**Instructions to follow**
Within the records, find every line that includes the word "JSON" and copy it.
===============
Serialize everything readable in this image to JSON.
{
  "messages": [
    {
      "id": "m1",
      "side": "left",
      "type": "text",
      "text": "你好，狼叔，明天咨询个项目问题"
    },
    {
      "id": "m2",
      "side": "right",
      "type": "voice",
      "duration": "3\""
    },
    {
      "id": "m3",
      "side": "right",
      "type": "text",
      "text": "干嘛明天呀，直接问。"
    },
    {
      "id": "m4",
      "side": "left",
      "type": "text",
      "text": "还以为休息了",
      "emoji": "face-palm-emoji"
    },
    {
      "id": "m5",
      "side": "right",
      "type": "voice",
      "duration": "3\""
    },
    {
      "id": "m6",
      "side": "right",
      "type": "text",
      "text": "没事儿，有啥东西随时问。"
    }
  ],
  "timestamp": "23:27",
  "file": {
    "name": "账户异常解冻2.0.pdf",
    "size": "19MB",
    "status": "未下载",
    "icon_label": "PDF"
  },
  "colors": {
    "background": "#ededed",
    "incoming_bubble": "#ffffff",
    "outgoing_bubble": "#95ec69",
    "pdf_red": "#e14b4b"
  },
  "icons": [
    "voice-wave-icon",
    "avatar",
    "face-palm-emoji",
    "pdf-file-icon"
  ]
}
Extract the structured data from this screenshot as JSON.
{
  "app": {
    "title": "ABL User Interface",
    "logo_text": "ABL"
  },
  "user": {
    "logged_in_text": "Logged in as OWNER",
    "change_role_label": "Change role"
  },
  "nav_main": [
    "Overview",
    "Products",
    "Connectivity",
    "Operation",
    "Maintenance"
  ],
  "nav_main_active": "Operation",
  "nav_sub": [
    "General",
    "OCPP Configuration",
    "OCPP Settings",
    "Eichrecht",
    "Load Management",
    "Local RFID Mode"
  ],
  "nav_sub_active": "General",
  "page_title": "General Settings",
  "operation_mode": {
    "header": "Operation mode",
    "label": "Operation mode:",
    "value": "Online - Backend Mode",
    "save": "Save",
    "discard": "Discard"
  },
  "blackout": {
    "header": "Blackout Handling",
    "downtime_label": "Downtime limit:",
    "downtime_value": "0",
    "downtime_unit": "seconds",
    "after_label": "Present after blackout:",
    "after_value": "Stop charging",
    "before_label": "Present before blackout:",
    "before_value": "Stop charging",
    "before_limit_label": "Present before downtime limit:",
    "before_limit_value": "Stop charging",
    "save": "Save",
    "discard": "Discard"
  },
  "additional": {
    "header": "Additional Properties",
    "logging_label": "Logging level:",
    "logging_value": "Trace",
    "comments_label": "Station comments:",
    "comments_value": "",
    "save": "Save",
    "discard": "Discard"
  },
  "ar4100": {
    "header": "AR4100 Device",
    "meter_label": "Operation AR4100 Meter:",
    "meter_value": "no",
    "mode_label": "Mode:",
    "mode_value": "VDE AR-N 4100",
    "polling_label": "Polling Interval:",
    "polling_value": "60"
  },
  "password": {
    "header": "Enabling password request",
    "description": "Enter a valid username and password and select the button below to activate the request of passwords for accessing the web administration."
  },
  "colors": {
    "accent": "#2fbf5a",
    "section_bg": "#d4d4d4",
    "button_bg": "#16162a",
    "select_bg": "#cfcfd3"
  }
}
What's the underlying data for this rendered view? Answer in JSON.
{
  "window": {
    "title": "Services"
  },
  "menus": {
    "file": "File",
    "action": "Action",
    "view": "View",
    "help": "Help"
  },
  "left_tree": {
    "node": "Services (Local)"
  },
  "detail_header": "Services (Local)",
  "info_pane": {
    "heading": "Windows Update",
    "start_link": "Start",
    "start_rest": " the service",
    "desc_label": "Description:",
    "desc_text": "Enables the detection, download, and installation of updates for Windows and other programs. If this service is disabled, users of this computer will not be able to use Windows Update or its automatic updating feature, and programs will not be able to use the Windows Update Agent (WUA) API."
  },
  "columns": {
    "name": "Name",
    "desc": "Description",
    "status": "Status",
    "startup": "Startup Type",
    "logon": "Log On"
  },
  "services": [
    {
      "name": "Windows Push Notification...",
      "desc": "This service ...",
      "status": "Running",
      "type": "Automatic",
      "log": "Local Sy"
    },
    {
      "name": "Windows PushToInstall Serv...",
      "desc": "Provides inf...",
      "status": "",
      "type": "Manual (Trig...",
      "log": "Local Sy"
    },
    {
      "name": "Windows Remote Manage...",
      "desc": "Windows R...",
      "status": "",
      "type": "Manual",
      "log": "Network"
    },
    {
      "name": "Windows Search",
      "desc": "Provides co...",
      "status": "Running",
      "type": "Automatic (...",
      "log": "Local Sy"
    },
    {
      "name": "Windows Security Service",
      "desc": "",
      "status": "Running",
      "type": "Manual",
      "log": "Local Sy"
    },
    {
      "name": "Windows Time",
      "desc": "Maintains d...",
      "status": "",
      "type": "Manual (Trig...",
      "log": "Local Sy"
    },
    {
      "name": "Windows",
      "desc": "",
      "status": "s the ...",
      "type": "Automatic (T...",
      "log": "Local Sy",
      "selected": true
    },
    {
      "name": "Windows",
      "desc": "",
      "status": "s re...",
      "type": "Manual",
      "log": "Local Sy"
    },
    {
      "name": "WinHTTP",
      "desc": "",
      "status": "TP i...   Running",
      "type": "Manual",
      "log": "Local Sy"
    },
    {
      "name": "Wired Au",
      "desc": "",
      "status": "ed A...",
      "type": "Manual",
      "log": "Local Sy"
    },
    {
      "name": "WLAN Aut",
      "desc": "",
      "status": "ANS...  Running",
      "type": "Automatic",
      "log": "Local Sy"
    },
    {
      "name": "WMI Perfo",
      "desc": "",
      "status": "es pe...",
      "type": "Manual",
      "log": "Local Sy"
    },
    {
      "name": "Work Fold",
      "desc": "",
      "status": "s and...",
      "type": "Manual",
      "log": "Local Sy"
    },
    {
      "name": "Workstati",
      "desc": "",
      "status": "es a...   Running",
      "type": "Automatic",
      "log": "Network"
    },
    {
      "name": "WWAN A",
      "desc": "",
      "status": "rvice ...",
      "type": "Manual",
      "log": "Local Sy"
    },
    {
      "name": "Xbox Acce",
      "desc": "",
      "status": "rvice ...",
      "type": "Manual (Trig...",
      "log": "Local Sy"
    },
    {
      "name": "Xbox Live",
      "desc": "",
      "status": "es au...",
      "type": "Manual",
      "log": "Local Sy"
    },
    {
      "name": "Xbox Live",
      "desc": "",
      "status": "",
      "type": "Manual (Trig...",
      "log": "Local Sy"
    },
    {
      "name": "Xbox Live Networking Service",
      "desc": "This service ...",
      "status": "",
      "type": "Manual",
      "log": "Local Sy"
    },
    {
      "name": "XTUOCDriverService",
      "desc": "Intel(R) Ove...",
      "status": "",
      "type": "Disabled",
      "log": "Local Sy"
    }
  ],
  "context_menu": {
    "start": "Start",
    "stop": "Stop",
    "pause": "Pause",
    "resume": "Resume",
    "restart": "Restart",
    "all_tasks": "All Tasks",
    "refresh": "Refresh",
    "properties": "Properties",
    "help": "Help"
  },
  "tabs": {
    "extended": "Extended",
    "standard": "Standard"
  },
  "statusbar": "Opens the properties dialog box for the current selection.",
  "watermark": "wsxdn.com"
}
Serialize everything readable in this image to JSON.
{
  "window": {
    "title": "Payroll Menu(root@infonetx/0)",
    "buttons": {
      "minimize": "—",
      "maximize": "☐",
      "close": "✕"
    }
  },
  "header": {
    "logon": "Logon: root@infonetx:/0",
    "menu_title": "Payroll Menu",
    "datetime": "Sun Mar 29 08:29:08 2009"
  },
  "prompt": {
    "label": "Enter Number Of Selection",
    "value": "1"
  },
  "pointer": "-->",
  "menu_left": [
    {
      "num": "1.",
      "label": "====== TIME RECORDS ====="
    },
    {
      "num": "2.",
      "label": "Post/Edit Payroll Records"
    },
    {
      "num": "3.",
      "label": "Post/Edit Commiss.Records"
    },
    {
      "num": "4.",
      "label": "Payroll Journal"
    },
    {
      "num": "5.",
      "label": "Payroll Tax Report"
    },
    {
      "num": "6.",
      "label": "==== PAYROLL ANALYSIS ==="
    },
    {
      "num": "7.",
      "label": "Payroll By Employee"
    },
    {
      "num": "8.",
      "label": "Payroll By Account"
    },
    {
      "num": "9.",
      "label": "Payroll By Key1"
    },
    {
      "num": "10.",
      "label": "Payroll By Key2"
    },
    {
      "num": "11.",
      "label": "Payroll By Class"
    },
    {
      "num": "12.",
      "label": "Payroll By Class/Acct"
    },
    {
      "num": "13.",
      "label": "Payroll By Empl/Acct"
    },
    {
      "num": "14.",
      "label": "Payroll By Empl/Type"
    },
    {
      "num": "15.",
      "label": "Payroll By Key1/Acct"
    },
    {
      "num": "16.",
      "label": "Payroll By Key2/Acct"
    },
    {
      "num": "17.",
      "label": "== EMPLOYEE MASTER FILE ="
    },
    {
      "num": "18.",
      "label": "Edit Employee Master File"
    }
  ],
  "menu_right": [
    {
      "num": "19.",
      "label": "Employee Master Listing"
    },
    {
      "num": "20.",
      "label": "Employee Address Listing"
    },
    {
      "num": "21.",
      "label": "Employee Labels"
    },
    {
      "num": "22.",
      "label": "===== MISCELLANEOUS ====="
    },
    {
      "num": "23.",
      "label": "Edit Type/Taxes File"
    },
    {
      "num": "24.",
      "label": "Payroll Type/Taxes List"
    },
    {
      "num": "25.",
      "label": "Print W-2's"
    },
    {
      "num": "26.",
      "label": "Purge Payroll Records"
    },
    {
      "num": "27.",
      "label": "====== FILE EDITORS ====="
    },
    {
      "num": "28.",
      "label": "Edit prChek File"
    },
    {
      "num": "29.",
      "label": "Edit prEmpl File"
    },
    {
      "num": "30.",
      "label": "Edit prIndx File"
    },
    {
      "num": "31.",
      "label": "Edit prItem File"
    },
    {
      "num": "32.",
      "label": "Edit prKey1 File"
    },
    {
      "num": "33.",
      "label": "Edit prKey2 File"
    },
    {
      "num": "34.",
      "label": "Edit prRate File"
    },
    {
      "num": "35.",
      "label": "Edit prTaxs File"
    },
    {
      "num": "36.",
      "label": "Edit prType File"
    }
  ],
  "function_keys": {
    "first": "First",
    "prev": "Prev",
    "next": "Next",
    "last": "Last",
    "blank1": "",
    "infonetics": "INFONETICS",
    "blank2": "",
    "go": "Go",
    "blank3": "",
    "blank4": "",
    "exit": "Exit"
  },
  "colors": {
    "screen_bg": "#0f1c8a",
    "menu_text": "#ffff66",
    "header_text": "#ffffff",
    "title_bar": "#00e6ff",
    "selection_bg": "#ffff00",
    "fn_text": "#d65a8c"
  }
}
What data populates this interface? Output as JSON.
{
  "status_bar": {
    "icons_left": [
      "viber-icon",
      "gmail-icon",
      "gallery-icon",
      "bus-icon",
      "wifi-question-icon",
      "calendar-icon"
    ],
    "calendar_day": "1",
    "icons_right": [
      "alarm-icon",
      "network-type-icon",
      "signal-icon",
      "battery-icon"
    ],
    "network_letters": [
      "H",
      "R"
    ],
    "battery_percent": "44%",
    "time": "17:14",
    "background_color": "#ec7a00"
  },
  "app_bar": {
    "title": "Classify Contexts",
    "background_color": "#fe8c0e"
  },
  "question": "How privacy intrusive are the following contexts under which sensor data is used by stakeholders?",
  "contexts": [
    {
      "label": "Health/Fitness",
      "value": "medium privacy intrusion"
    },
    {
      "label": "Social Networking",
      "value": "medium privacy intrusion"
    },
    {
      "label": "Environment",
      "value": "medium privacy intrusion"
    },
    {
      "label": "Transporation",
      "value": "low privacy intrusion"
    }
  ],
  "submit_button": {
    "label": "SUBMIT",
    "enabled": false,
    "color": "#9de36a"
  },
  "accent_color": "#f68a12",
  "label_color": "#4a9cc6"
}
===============
**Finished exercise**
Serialize everything readable in this image to JSON.
Extract the structured data from this screenshot as JSON.
What's the underlying data for this rendered view? Answer in JSON.
Serialize everything readable in this image to JSON.
What data populates this interface? Output as JSON.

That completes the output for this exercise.